→ **TASK GOAL**:
What lines of the data below hold the string "hint"? Copy each one.

[RECORDS SHOWN — start]

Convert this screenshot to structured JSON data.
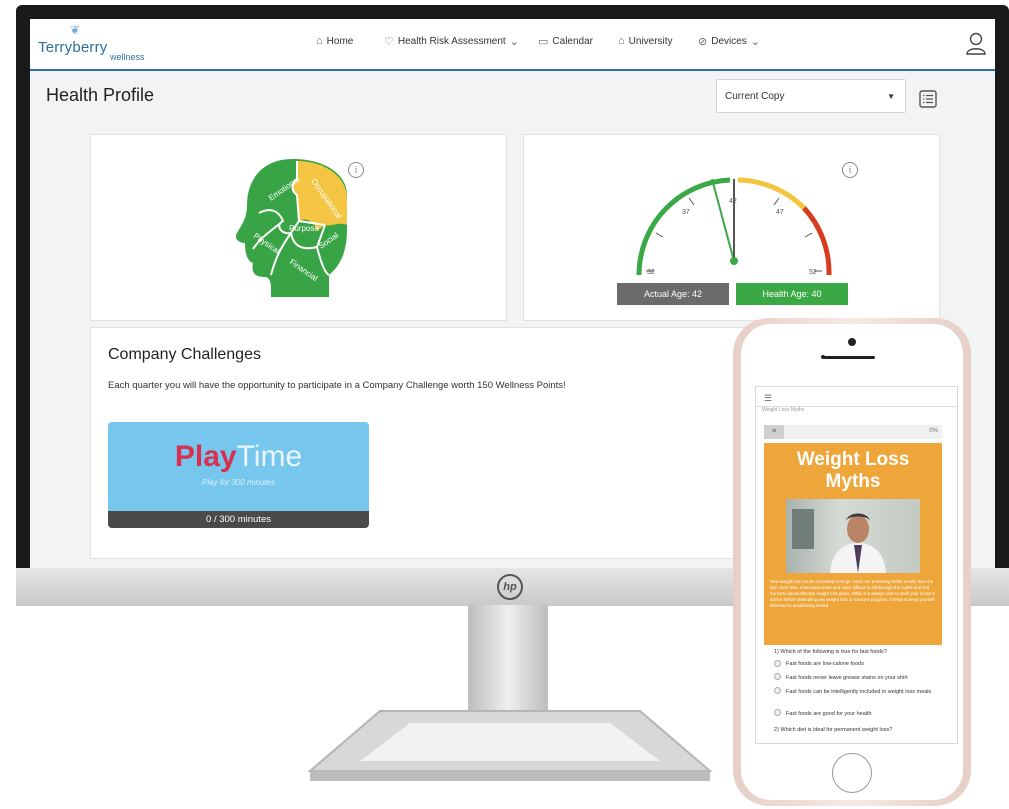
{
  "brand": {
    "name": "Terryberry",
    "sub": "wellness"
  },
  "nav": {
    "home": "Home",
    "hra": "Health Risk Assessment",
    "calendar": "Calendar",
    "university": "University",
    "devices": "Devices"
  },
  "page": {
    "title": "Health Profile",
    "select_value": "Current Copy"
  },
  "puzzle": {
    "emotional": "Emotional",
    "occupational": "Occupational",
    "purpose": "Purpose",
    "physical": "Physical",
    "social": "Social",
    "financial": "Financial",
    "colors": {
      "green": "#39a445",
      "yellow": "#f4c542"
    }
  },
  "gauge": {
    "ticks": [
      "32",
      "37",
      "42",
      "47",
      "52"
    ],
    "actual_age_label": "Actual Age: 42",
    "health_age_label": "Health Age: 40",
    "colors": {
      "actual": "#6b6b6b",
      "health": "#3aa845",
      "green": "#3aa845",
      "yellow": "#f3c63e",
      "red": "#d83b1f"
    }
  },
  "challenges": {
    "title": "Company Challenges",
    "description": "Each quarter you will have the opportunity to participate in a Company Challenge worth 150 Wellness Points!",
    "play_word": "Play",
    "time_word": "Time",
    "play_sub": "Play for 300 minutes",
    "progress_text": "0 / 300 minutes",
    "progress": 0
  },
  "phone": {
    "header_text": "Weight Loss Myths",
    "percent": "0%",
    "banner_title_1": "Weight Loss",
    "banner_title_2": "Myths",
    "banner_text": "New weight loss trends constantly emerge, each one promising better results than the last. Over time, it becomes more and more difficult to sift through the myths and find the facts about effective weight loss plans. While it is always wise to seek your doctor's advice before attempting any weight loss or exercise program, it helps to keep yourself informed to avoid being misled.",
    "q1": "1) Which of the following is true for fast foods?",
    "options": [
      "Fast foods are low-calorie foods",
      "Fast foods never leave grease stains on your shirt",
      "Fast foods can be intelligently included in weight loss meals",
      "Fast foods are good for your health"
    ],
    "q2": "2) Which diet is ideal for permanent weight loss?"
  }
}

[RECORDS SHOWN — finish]
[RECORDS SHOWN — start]

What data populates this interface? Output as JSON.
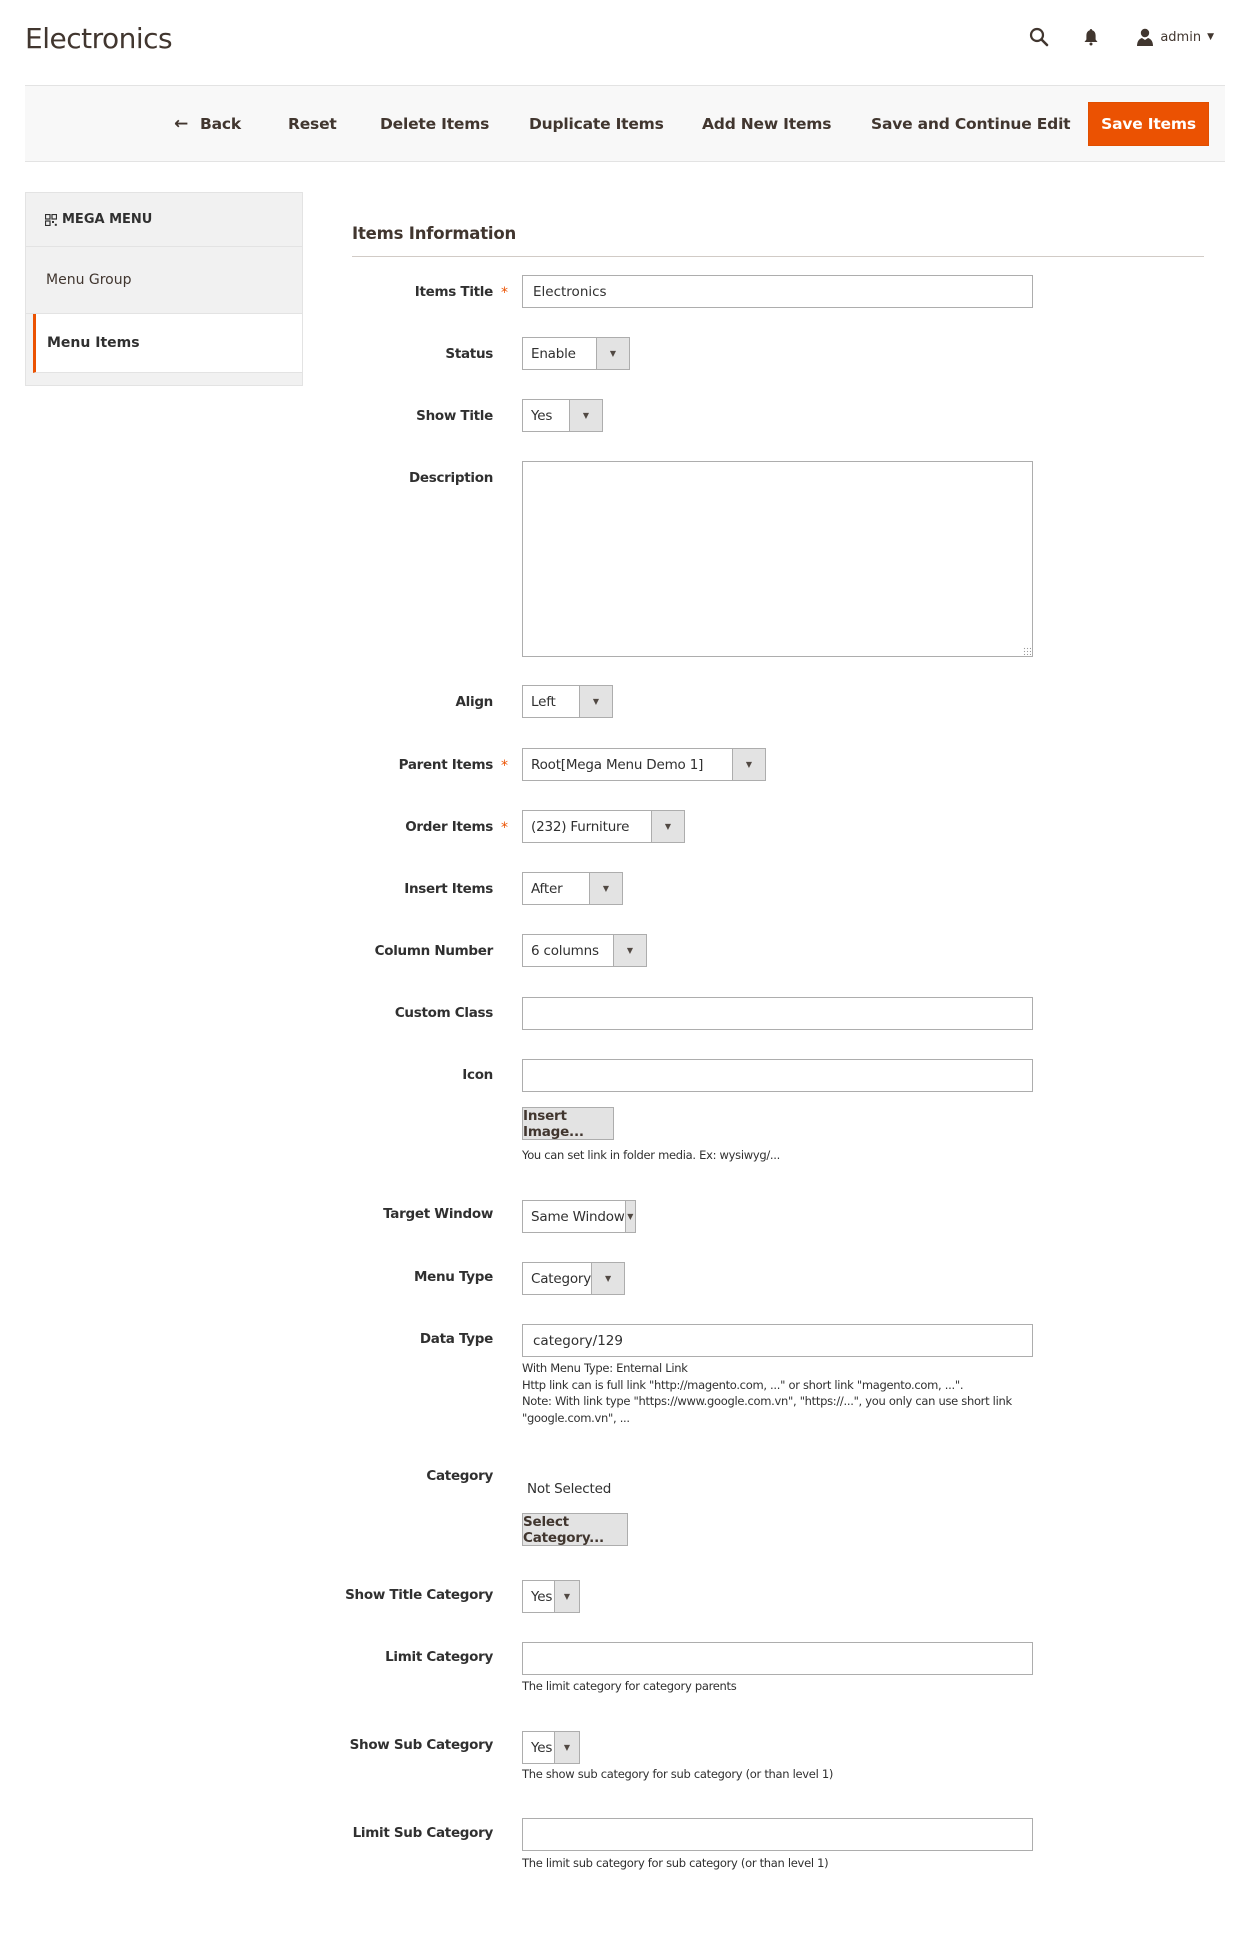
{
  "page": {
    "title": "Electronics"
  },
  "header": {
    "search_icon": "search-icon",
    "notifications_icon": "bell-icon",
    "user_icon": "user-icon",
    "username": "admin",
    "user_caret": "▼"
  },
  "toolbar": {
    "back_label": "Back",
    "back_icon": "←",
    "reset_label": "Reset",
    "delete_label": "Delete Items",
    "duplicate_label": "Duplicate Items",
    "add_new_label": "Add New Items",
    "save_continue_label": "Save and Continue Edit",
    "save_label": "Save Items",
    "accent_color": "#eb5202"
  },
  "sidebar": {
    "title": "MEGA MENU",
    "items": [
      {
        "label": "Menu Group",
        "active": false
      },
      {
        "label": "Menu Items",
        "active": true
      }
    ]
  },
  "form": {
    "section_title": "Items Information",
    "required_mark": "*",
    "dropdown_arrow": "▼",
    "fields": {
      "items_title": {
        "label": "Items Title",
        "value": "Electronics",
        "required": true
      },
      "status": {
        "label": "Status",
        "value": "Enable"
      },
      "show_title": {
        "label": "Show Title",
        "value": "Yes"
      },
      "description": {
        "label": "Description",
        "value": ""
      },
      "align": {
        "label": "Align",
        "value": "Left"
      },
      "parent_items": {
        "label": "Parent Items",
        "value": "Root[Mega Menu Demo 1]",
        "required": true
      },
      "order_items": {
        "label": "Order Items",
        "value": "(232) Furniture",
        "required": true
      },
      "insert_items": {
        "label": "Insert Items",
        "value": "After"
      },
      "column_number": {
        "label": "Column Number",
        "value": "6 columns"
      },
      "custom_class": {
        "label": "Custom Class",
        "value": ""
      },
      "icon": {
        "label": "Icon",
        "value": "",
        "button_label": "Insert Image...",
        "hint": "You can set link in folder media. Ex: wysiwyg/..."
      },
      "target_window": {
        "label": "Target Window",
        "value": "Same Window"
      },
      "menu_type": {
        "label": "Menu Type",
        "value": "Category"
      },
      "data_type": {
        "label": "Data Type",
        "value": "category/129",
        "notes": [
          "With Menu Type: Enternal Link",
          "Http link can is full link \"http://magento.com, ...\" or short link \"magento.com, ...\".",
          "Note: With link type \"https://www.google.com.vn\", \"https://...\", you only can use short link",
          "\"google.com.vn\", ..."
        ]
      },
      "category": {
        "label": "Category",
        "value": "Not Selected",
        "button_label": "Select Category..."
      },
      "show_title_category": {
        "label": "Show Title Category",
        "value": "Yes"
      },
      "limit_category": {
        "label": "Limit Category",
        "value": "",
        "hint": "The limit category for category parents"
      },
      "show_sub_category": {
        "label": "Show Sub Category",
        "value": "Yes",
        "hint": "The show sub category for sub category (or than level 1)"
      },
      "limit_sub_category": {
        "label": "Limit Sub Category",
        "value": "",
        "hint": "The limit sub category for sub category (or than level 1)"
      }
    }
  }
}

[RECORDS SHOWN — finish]

→ **RESPONSE AREA**:
        "hint": "You can set link in folder media. Ex: wysiwyg/..."
        "hint": "The limit category for category parents"
        "hint": "The show sub category for sub category (or than level 1)"
        "hint": "The limit sub category for sub category (or than level 1)"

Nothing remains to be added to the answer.